**Task material**
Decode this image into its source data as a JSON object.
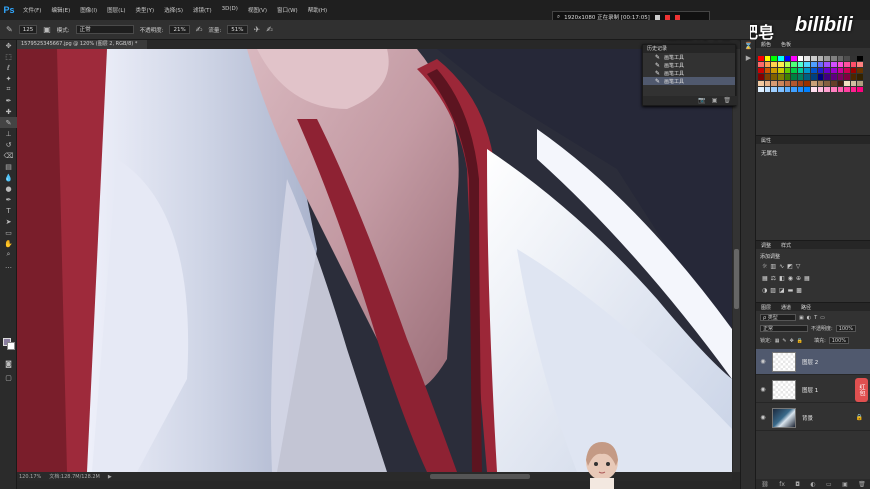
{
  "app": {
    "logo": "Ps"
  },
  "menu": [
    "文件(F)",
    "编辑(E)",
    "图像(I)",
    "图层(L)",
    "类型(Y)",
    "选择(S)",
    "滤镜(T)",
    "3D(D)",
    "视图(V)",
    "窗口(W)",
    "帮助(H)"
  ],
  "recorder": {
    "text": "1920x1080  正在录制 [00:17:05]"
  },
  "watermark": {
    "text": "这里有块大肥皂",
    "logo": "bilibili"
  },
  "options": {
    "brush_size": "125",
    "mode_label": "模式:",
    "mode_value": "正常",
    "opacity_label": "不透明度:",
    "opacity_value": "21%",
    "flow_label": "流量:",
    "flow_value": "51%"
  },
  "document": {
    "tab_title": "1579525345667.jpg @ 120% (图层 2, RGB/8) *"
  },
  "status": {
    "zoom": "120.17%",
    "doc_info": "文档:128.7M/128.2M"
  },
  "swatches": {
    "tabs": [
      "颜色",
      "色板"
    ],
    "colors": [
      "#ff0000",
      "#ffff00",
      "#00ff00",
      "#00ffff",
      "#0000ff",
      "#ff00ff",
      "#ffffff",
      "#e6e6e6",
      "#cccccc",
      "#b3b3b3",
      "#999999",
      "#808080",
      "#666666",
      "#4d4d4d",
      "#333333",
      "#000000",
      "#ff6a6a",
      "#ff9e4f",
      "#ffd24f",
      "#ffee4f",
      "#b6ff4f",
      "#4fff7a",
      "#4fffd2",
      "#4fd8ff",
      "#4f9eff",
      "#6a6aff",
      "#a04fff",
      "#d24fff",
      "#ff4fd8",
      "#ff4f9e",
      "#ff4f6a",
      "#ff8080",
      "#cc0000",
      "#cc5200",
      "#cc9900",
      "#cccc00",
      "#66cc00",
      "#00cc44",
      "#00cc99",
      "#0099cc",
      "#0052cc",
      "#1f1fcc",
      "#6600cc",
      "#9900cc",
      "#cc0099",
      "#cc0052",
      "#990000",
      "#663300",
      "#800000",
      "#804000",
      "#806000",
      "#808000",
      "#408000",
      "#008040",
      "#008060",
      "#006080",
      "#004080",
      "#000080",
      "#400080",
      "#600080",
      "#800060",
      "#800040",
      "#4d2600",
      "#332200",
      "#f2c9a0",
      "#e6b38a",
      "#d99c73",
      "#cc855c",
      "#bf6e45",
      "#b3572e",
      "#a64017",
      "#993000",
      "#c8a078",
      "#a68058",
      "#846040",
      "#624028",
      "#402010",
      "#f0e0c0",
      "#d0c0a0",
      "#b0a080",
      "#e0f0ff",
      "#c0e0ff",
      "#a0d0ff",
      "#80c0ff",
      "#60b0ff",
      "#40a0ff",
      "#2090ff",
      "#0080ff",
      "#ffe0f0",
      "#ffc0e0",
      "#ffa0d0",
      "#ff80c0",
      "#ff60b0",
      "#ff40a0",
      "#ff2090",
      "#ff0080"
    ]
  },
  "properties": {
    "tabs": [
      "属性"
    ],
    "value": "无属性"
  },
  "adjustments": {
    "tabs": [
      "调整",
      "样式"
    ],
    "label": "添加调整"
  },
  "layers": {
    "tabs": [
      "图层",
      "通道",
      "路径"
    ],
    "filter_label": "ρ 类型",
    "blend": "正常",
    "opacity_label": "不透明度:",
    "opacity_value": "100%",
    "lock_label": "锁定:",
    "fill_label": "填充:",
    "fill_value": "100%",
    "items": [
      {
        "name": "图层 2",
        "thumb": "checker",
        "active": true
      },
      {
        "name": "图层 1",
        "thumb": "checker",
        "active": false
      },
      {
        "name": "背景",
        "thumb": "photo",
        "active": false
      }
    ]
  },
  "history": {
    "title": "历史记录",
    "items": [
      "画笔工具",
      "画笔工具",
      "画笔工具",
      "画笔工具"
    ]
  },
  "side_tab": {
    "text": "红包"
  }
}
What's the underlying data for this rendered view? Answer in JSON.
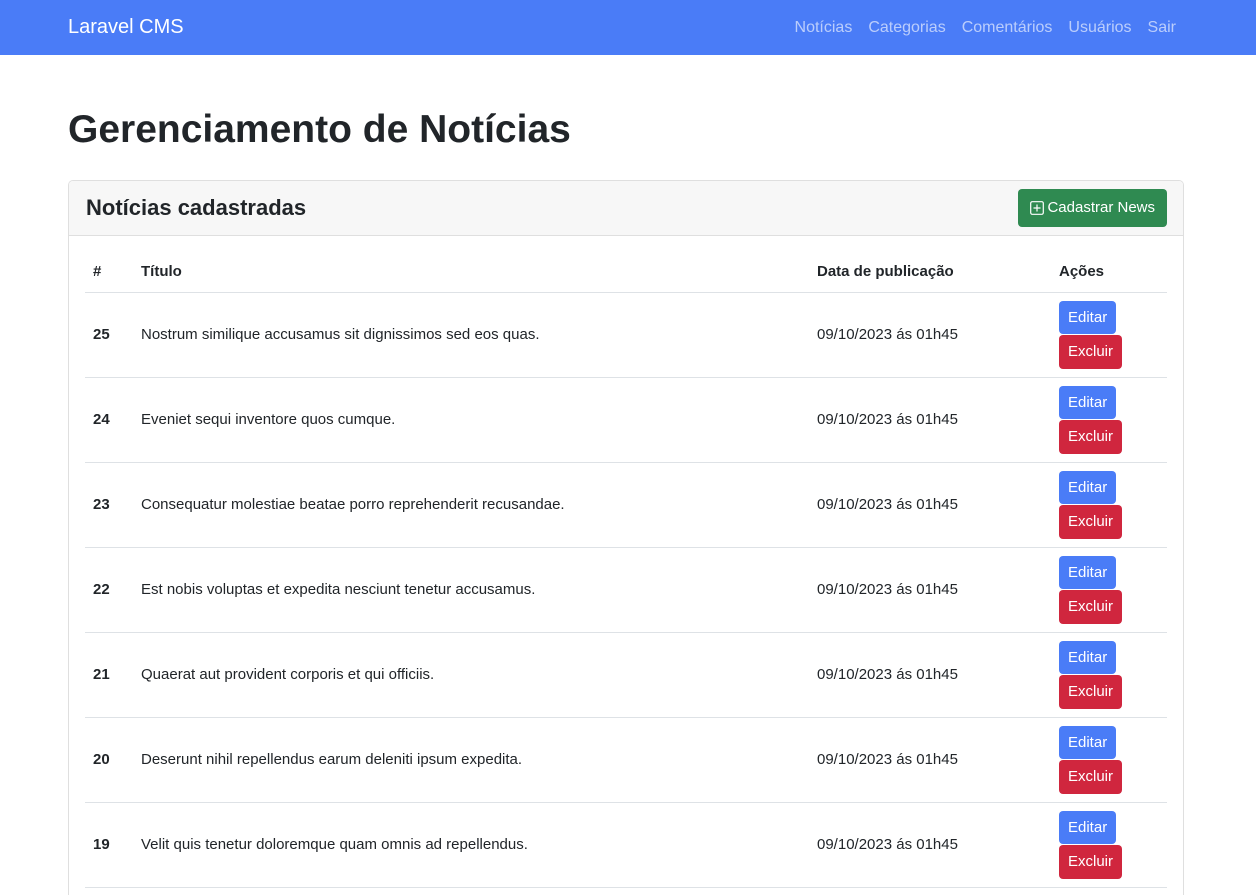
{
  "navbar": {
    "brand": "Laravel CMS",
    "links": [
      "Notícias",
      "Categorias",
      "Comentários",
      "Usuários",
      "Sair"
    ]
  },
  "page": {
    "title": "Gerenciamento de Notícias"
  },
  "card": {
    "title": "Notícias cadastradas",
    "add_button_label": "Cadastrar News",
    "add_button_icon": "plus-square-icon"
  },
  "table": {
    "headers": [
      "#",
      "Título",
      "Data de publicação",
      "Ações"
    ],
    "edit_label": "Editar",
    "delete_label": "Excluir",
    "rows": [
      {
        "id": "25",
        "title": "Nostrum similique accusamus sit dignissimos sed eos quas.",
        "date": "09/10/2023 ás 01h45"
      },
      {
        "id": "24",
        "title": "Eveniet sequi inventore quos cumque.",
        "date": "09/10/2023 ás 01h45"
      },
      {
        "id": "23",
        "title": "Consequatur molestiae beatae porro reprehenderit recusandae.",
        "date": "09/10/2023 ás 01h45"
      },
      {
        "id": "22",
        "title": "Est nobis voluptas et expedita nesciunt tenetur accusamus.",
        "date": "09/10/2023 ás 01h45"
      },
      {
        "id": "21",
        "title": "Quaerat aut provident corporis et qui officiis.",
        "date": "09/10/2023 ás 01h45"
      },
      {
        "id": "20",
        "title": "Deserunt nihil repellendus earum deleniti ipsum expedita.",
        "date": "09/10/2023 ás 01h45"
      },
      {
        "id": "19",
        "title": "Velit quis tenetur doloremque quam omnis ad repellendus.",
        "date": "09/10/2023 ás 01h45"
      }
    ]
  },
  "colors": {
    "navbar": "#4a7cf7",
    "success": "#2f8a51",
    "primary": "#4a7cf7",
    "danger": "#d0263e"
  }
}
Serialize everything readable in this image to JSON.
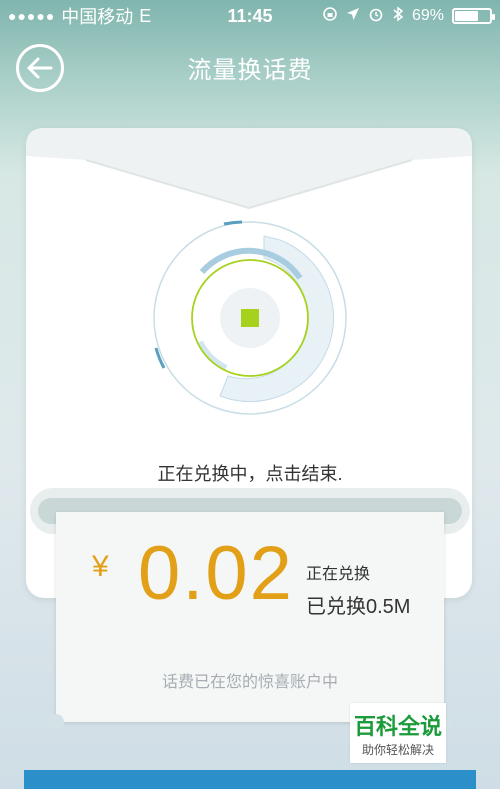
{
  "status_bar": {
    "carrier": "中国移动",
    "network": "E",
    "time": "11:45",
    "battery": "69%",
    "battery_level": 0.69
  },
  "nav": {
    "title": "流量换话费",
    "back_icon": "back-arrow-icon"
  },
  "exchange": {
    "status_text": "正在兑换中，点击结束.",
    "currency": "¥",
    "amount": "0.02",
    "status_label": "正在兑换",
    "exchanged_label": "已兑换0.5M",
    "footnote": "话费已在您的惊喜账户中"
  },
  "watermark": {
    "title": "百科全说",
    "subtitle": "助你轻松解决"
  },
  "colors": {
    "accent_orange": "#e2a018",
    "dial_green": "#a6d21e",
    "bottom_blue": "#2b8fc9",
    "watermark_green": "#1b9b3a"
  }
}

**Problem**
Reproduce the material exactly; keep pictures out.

**Exercise solution**
Decode this image into its source data as a JSON object.
{
  "app": {
    "logo": "Ps"
  },
  "menu": [
    "文件(F)",
    "编辑(E)",
    "图像(I)",
    "图层(L)",
    "类型(Y)",
    "选择(S)",
    "滤镜(T)",
    "3D(D)",
    "视图(V)",
    "窗口(W)",
    "帮助(H)"
  ],
  "recorder": {
    "text": "1920x1080  正在录制 [00:17:05]"
  },
  "watermark": {
    "text": "这里有块大肥皂",
    "logo": "bilibili"
  },
  "options": {
    "brush_size": "125",
    "mode_label": "模式:",
    "mode_value": "正常",
    "opacity_label": "不透明度:",
    "opacity_value": "21%",
    "flow_label": "流量:",
    "flow_value": "51%"
  },
  "document": {
    "tab_title": "1579525345667.jpg @ 120% (图层 2, RGB/8) *"
  },
  "status": {
    "zoom": "120.17%",
    "doc_info": "文档:128.7M/128.2M"
  },
  "swatches": {
    "tabs": [
      "颜色",
      "色板"
    ],
    "colors": [
      "#ff0000",
      "#ffff00",
      "#00ff00",
      "#00ffff",
      "#0000ff",
      "#ff00ff",
      "#ffffff",
      "#e6e6e6",
      "#cccccc",
      "#b3b3b3",
      "#999999",
      "#808080",
      "#666666",
      "#4d4d4d",
      "#333333",
      "#000000",
      "#ff6a6a",
      "#ff9e4f",
      "#ffd24f",
      "#ffee4f",
      "#b6ff4f",
      "#4fff7a",
      "#4fffd2",
      "#4fd8ff",
      "#4f9eff",
      "#6a6aff",
      "#a04fff",
      "#d24fff",
      "#ff4fd8",
      "#ff4f9e",
      "#ff4f6a",
      "#ff8080",
      "#cc0000",
      "#cc5200",
      "#cc9900",
      "#cccc00",
      "#66cc00",
      "#00cc44",
      "#00cc99",
      "#0099cc",
      "#0052cc",
      "#1f1fcc",
      "#6600cc",
      "#9900cc",
      "#cc0099",
      "#cc0052",
      "#990000",
      "#663300",
      "#800000",
      "#804000",
      "#806000",
      "#808000",
      "#408000",
      "#008040",
      "#008060",
      "#006080",
      "#004080",
      "#000080",
      "#400080",
      "#600080",
      "#800060",
      "#800040",
      "#4d2600",
      "#332200",
      "#f2c9a0",
      "#e6b38a",
      "#d99c73",
      "#cc855c",
      "#bf6e45",
      "#b3572e",
      "#a64017",
      "#993000",
      "#c8a078",
      "#a68058",
      "#846040",
      "#624028",
      "#402010",
      "#f0e0c0",
      "#d0c0a0",
      "#b0a080",
      "#e0f0ff",
      "#c0e0ff",
      "#a0d0ff",
      "#80c0ff",
      "#60b0ff",
      "#40a0ff",
      "#2090ff",
      "#0080ff",
      "#ffe0f0",
      "#ffc0e0",
      "#ffa0d0",
      "#ff80c0",
      "#ff60b0",
      "#ff40a0",
      "#ff2090",
      "#ff0080"
    ]
  },
  "properties": {
    "tabs": [
      "属性"
    ],
    "value": "无属性"
  },
  "adjustments": {
    "tabs": [
      "调整",
      "样式"
    ],
    "label": "添加调整"
  },
  "layers": {
    "tabs": [
      "图层",
      "通道",
      "路径"
    ],
    "filter_label": "ρ 类型",
    "blend": "正常",
    "opacity_label": "不透明度:",
    "opacity_value": "100%",
    "lock_label": "锁定:",
    "fill_label": "填充:",
    "fill_value": "100%",
    "items": [
      {
        "name": "图层 2",
        "thumb": "checker",
        "active": true
      },
      {
        "name": "图层 1",
        "thumb": "checker",
        "active": false
      },
      {
        "name": "背景",
        "thumb": "photo",
        "active": false
      }
    ]
  },
  "history": {
    "title": "历史记录",
    "items": [
      "画笔工具",
      "画笔工具",
      "画笔工具",
      "画笔工具"
    ]
  },
  "side_tab": {
    "text": "红包"
  }
}
What's the underlying data for this rendered view? Answer in JSON.
{
  "navbar": {
    "brand": "Laravel CMS",
    "links": [
      "Notícias",
      "Categorias",
      "Comentários",
      "Usuários",
      "Sair"
    ]
  },
  "page": {
    "title": "Gerenciamento de Notícias"
  },
  "card": {
    "title": "Notícias cadastradas",
    "add_button_label": "Cadastrar News",
    "add_button_icon": "plus-square-icon"
  },
  "table": {
    "headers": [
      "#",
      "Título",
      "Data de publicação",
      "Ações"
    ],
    "edit_label": "Editar",
    "delete_label": "Excluir",
    "rows": [
      {
        "id": "25",
        "title": "Nostrum similique accusamus sit dignissimos sed eos quas.",
        "date": "09/10/2023 ás 01h45"
      },
      {
        "id": "24",
        "title": "Eveniet sequi inventore quos cumque.",
        "date": "09/10/2023 ás 01h45"
      },
      {
        "id": "23",
        "title": "Consequatur molestiae beatae porro reprehenderit recusandae.",
        "date": "09/10/2023 ás 01h45"
      },
      {
        "id": "22",
        "title": "Est nobis voluptas et expedita nesciunt tenetur accusamus.",
        "date": "09/10/2023 ás 01h45"
      },
      {
        "id": "21",
        "title": "Quaerat aut provident corporis et qui officiis.",
        "date": "09/10/2023 ás 01h45"
      },
      {
        "id": "20",
        "title": "Deserunt nihil repellendus earum deleniti ipsum expedita.",
        "date": "09/10/2023 ás 01h45"
      },
      {
        "id": "19",
        "title": "Velit quis tenetur doloremque quam omnis ad repellendus.",
        "date": "09/10/2023 ás 01h45"
      }
    ]
  },
  "colors": {
    "navbar": "#4a7cf7",
    "success": "#2f8a51",
    "primary": "#4a7cf7",
    "danger": "#d0263e"
  }
}
Serialize everything readable in this image to JSON.
{
  "status_bar": {
    "carrier": "中国移动",
    "network": "E",
    "time": "11:45",
    "battery": "69%",
    "battery_level": 0.69
  },
  "nav": {
    "title": "流量换话费",
    "back_icon": "back-arrow-icon"
  },
  "exchange": {
    "status_text": "正在兑换中，点击结束.",
    "currency": "¥",
    "amount": "0.02",
    "status_label": "正在兑换",
    "exchanged_label": "已兑换0.5M",
    "footnote": "话费已在您的惊喜账户中"
  },
  "watermark": {
    "title": "百科全说",
    "subtitle": "助你轻松解决"
  },
  "colors": {
    "accent_orange": "#e2a018",
    "dial_green": "#a6d21e",
    "bottom_blue": "#2b8fc9",
    "watermark_green": "#1b9b3a"
  }
}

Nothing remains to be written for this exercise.